*** Opening of Dataset ***
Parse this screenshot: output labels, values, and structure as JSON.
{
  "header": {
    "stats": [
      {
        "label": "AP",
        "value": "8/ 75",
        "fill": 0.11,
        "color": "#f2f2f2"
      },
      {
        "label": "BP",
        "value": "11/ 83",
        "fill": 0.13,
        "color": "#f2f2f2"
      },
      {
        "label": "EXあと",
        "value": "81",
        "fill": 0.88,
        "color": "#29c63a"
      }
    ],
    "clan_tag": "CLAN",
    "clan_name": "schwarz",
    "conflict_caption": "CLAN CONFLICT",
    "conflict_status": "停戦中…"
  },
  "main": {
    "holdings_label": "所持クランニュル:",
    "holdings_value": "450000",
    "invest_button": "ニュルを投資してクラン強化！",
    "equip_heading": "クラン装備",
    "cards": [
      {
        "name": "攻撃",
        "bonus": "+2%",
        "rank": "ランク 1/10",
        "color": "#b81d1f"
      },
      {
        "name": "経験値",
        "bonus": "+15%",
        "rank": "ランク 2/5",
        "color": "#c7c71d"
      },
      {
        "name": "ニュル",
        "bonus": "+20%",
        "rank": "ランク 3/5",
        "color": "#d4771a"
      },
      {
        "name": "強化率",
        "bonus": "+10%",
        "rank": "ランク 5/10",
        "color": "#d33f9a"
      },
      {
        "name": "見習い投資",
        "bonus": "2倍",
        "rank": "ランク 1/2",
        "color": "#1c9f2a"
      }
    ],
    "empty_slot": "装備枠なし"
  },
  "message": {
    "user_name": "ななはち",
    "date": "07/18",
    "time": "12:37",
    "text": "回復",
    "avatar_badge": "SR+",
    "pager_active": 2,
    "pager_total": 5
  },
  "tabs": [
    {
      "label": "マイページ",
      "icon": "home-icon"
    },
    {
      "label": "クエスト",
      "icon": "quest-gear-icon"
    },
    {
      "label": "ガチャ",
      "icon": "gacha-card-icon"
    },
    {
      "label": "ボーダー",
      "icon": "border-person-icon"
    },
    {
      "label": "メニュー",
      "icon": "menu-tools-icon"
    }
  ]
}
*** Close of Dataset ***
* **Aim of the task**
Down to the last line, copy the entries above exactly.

* **Result of this task**
Parse this screenshot: output labels, values, and structure as JSON.
{
  "header": {
    "stats": [
      {
        "label": "AP",
        "value": "8/ 75",
        "fill": 0.11,
        "color": "#f2f2f2"
      },
      {
        "label": "BP",
        "value": "11/ 83",
        "fill": 0.13,
        "color": "#f2f2f2"
      },
      {
        "label": "EXあと",
        "value": "81",
        "fill": 0.88,
        "color": "#29c63a"
      }
    ],
    "clan_tag": "CLAN",
    "clan_name": "schwarz",
    "conflict_caption": "CLAN CONFLICT",
    "conflict_status": "停戦中…"
  },
  "main": {
    "holdings_label": "所持クランニュル:",
    "holdings_value": "450000",
    "invest_button": "ニュルを投資してクラン強化！",
    "equip_heading": "クラン装備",
    "cards": [
      {
        "name": "攻撃",
        "bonus": "+2%",
        "rank": "ランク 1/10",
        "color": "#b81d1f"
      },
      {
        "name": "経験値",
        "bonus": "+15%",
        "rank": "ランク 2/5",
        "color": "#c7c71d"
      },
      {
        "name": "ニュル",
        "bonus": "+20%",
        "rank": "ランク 3/5",
        "color": "#d4771a"
      },
      {
        "name": "強化率",
        "bonus": "+10%",
        "rank": "ランク 5/10",
        "color": "#d33f9a"
      },
      {
        "name": "見習い投資",
        "bonus": "2倍",
        "rank": "ランク 1/2",
        "color": "#1c9f2a"
      }
    ],
    "empty_slot": "装備枠なし"
  },
  "message": {
    "user_name": "ななはち",
    "date": "07/18",
    "time": "12:37",
    "text": "回復",
    "avatar_badge": "SR+",
    "pager_active": 2,
    "pager_total": 5
  },
  "tabs": [
    {
      "label": "マイページ",
      "icon": "home-icon"
    },
    {
      "label": "クエスト",
      "icon": "quest-gear-icon"
    },
    {
      "label": "ガチャ",
      "icon": "gacha-card-icon"
    },
    {
      "label": "ボーダー",
      "icon": "border-person-icon"
    },
    {
      "label": "メニュー",
      "icon": "menu-tools-icon"
    }
  ]
}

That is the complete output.